Last year we published a price to income ratio brief and, given some recent developments in this measure, thought now would be a good time to update that brief , as well as discuss how it compares to a measure of affordability.

To recap, the price-to-income ratio is a useful metric when gauging where current home values stand in relation to their historic norms, and when comparing the affordability of housing across different cities in the United States. The ratio compares the median price of homes to the median level of household income in a given area. Specifically, we used the metro-level Zillow Home Value Index, which is a measure of home values for a given metro, as well as median household income for that metro. Median household income is currently available through 2010. After that year we calculated the median household income by estimating it via Bureau of Labor Statistics wage growth rates.
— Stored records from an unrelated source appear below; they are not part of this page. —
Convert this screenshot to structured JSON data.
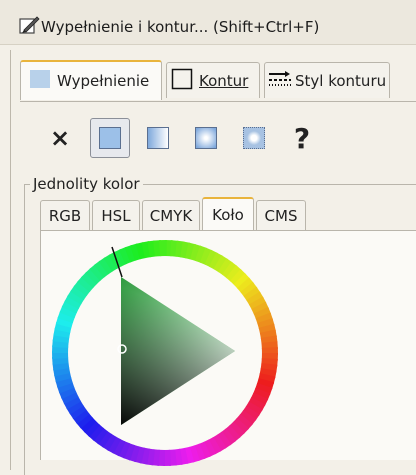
{
  "window": {
    "title": "Wypełnienie i kontur... (Shift+Ctrl+F)",
    "title_icon": "brush-icon"
  },
  "tabs": [
    {
      "label": "Wypełnienie",
      "icon": "fill-icon",
      "active": true
    },
    {
      "label": "Kontur",
      "icon": "stroke-paint-icon",
      "active": false
    },
    {
      "label": "Styl konturu",
      "icon": "stroke-style-icon",
      "active": false
    }
  ],
  "fill_types": [
    {
      "name": "no-paint",
      "glyph": "×"
    },
    {
      "name": "flat-color",
      "selected": true
    },
    {
      "name": "linear-gradient"
    },
    {
      "name": "radial-gradient"
    },
    {
      "name": "pattern"
    },
    {
      "name": "unset",
      "glyph": "?"
    }
  ],
  "group": {
    "label": "Jednolity kolor"
  },
  "color_tabs": [
    {
      "label": "RGB",
      "active": false
    },
    {
      "label": "HSL",
      "active": false
    },
    {
      "label": "CMYK",
      "active": false
    },
    {
      "label": "Koło",
      "active": true
    },
    {
      "label": "CMS",
      "active": false
    }
  ],
  "colors": {
    "accent_tab": "#e9b43c",
    "selected_hue": "#2e9a3e"
  }
}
In this research brief we consider 133 metros and the United States as a whole.

Compared to their historical averages, measured from the first quarter of 1985 to the fourth quarter of 1999, 23 metros are below their historical average, while 106 metros and the United States as a whole are above their historical average. Four of the metros are exactly at their historical mean. The United States currently has a price-to-income ratio that is equal to 2.8, which puts it at 11% over its historical average. Eighty-two metros are still more than 10% over their historic average. Six metros have overshot their historical average by more than 10%.
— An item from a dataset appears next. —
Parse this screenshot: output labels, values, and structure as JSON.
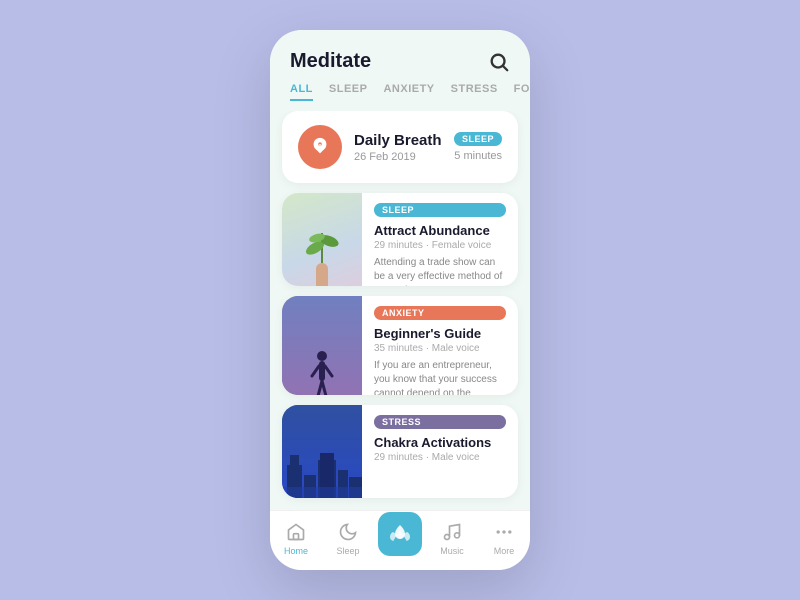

Surprisingly, more metros are currently over their historical average than last year at the time of our last brief. Some of that can be explained by home prices appreciating a bit and some can be explained by sluggish income growth. Both of these factors will increase the price-to-income ratio.

The price-to-income ratio, however, is only looking at the price dimension itself and not the overall affordability which encompasses both price and financing costs. When looking at overall affordability, mortgage rates well below 4% for a 30-year fixed mortgage have created levels of affordability not seen in many decades. To calculate an affordability index, we first calculate the mortgage payment for the median house price in a metropolitan area, by using the metro-level Zillow Home Value Index for a given quarter and the 30-year fixed mortgage rate during that time period from the Freddie Mac Primary Mortgage Market Survey. Then we consider what portion of the monthly median household income goes towards this monthly mortgage payment. In the Miami metro, for example, affordability ranges from 17% to 51%, meaning at its lowest and most affordable point – the current observation 2012 Q1, the mortgage payment for a median house in the Miami metro made up 17% of the monthly median household income. In the second quarter of 2006 – at the height of the housing bubble – a monthly mortgage payment made up just over half of the monthly median household income at 51%, making it the least affordable quarter.
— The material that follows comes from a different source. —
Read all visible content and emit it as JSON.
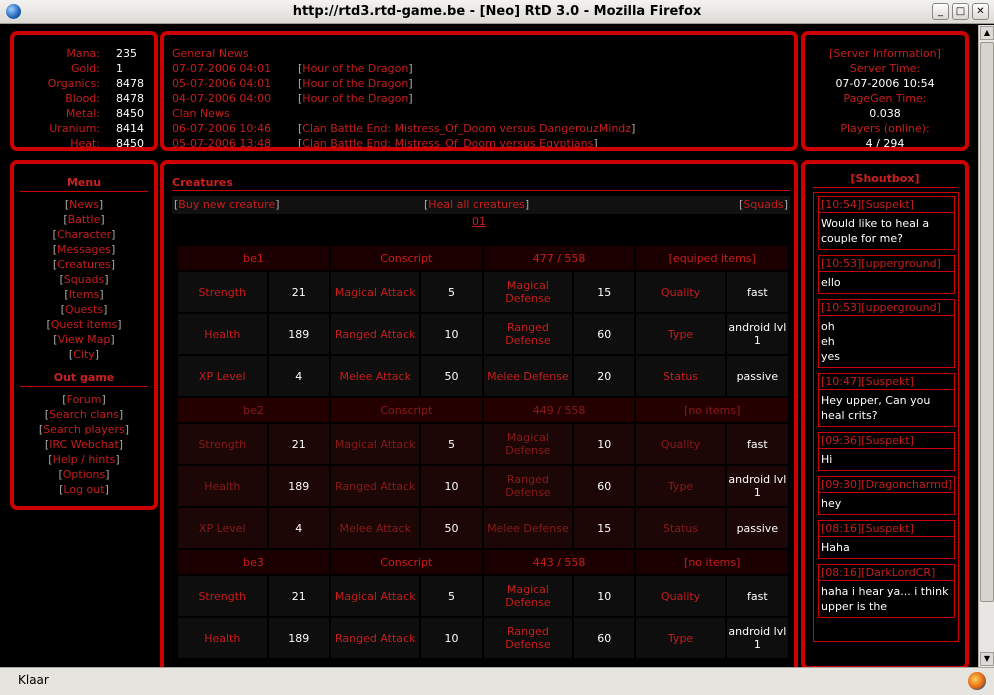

When considering the price-to-income ratio, Las Vegas (-22%) and Detroit (-26%) remain extreme outliers, while on the other end of the price-to-income spectrum, there are many more markets that are still very high compared to their historical averages, such as  Eugene (55%), Boulder (69%), and Honolulu (76%). However, all but two markets (Boulder, CO and Honolulu, HI) are currently more affordable compared to their historical average due to the historically low mortgage rates.

Remember, interpreting price-to-income ratios is part art and part science. The price-to-income ratio is useful in visualizing the historical anomaly of the real estate bubble that occurred in many markets between 2000 and 2006. Generally, for markets which have had some stability in price-to-income ratios, deviations from long-term trends tend to be followed by a return to historical levels. This has clearly occurred in all markets that experienced a pronounced housing bubble. As we’ve seen, this correction can also go too far for a variety of reasons, leaving price-to-income levels below historical norms. In this case, it does suggest that home values in such markets represent a compelling value relative to the amount of income that residents have typically spent on housing. This, in turn, might suggest that demand for housing in these markets will increase as buyers take advantage of this value proposition, thus producing a stabilization in home values near-term and, longer term, the potential for price appreciation.

Conversely, markets in which the price-to-income level is still substantially above historical levels may see further declines in home values before stabilizing. Or, instead of home values falling in order to reach equilibrium with income levels, home values in these markets may stabilize sooner but stay flat for a longer period of time until future income growth brings the price-to-income ratio back into alignment with historical levels.